Defenders learn to shoot, move, communicate

SPANGDAHLEM AIR BASE, Germany -- Airmen from the 52nd Security Forces Squadron dashed from one obstacle to another as the deafening sound of gunfire echoed overhead here Aug. 22.

"Keep your head down and your elbows tucked in," yelled Staff Sgt. Adam Fagan, 52nd SFS training instructor, as the Airmen returned fire and tried to get closer to the enemy during "Shoot, Move, Communicate."

"Shoot, Move, Communicate" is a training exercise that allows security forces members to train in a real-time scenario and communicate over the sounds of combat in a controlled learning environment.

"The main goal of this training is to know how to shoot and use cover while moving toward a specific objective," Fagan said. "If they were to actually engage with an active shooter on base, they can get behind cover, move up and engage the threat with minimal injury to anyone on the team."

This annual training also partners the security forces Airmen's rifle skills as they learn different carrying techniques and remedial actions to take if their rifle malfunctions.

"There are things that need to be committed to memory, like how to fix a rifle that has [malfunctioned]," said Staff Sgt. Kristopher Mcintosh, 52nd SFS patrolman. "A jam should be fixed in a matter of three to five seconds; that can only be accomplished by practice."

Airmen also practiced transitioning from their rifle to their secondary weapon.

"If something were to happen, it's not some Airman with very little training going out to engage a threat, but a well-trained security forces member who is competent with their rifle and able to move tactically," Fagan added. "It's training like this that makes us an elite fighting force."

The training serves not only as a refresher, but it also ensures Airmen continue to develop and maintain their capabilities to protect vital U.S. assets and hold potential aggressors at risk.
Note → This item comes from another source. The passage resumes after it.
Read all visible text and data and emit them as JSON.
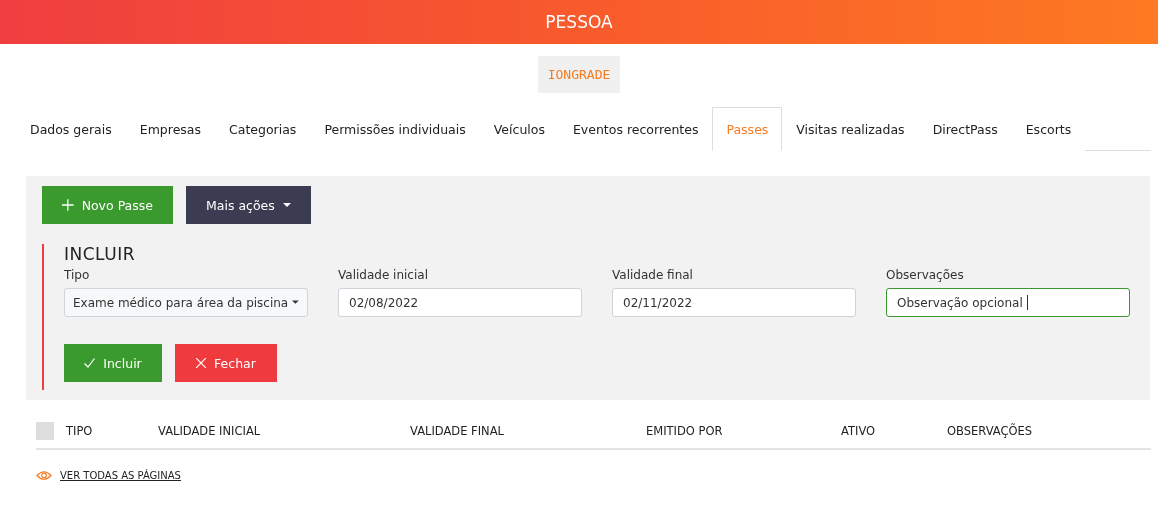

"Little things like sticking our elbows out or exposing our body can be fatal in a combat zone," said Airman 1st Class Laci Mendez, who participated in the training. "We learn these techniques so we don't have those unnecessary risks that could get somebody killed; if we don't qualify on this training, we lose our weapons, which means we can't do our job and defend the base."